“Counseling clients on estate and gift tax reduction and preparing wills, trusts, powers of attorney, marital property agreements, and more gives me the ability to help real people and families develop an estate plan and a business succession plan," said Hotard. "Navigating the complex issues of how individuals and foundations can grow and preserve wealth while establishing and administering charitable giving plans is a fascinating area to work in and one that is always developing in the law. Studying trust law at Tulane with professors who are literally writing Louisiana trust law has given me a real advantage in my practice."
“Like many estate planners, I did not expect to be drawn to estate planning when I came to law school. I came to Tulane to do maritime law,” said Joe Trytten (SLA’17, L’19). “But as I took more courses about tax law, property law, and trusts and estates, I gravitated more and more to that field. It’s important, satisfying work, and the estate planning bar is a very congenial group of lawyers. I enjoy how the law is always changing, and there are always new things to learn," he said. "But one thing has not changed throughout my career: my continued reliance on Tulane Law’s faculty for inspiration and expertise in the ever-changing areas of trusts and estates.”
Trytten has since received his LLM in Tax Law at Northwestern University's Pritzker School of Law, and now practices estate planning in Chicago.

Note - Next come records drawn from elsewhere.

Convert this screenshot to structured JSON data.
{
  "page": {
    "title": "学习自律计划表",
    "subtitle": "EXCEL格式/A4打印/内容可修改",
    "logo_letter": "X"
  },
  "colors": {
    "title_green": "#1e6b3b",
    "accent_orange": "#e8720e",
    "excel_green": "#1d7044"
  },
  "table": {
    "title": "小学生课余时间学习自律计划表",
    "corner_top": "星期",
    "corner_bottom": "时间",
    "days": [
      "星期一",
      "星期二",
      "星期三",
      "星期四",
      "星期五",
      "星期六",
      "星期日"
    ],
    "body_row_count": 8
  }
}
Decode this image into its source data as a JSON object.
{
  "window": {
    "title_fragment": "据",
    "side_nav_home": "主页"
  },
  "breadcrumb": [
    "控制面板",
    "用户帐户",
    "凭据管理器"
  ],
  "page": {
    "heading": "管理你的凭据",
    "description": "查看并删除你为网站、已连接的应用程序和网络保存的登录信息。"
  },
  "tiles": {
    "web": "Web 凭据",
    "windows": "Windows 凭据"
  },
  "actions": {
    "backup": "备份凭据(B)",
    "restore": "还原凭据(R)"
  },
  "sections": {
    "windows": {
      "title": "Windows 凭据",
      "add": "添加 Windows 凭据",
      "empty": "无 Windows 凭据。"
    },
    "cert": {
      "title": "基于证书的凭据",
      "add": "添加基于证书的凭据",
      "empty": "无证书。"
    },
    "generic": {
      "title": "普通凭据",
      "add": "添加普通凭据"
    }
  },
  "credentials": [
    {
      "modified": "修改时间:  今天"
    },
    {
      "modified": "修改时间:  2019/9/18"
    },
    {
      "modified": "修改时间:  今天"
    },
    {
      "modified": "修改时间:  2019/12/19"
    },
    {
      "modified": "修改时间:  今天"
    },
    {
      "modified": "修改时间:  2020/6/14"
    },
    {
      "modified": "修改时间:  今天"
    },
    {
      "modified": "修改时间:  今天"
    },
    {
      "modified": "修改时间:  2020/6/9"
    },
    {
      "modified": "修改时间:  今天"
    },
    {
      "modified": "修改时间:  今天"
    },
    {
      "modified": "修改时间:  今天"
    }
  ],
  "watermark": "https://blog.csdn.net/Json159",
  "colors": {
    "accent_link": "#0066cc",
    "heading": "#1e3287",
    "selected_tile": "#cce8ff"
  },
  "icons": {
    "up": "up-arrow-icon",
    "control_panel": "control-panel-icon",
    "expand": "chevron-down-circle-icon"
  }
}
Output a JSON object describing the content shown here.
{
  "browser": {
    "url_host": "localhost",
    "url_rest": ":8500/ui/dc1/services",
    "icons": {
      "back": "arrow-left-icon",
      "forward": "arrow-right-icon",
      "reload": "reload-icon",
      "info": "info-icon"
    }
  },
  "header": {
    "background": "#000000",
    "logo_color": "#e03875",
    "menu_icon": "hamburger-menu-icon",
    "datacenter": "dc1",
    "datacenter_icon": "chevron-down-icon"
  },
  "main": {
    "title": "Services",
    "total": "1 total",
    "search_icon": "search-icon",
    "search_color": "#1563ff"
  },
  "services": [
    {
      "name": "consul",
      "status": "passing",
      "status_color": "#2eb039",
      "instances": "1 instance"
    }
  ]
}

Reflecting on the student interest in trust law, Richardson noted the deep roots of civil and comparative law at Tulane Law School.
“Comparative law and civil law are part and parcel to Tulane Law School, and they are fundamental to Louisiana trust law. From the founding of Tulane Law in 1847, we have recognized the importance of the study of comparative law. If you look back at the origins of trust law in Louisiana going back to the days of Judge John Minor Wisdom, you find a rich comparative legal history in the area that continues today.”
Tulane Law’s strength in training trust and estate lawyers makes it unsurprising that Tulane’s Estate Planning Institute is also a bedrock of the institution. In November 2023, the Tulane Estate Planning Institute held its 32nd annual conference with more than 125 area estate planners in attendance.
“Every year we are able to bring in the best and brightest lawyers in the area of Louisiana trust law and help continue education in the field,” said Professor Scalise, who runs the Tulane Estate Planning Institute. “It’s a great opportunity to highlight the unmatchable talent Tulane Law produces in the area of trusts and estates.”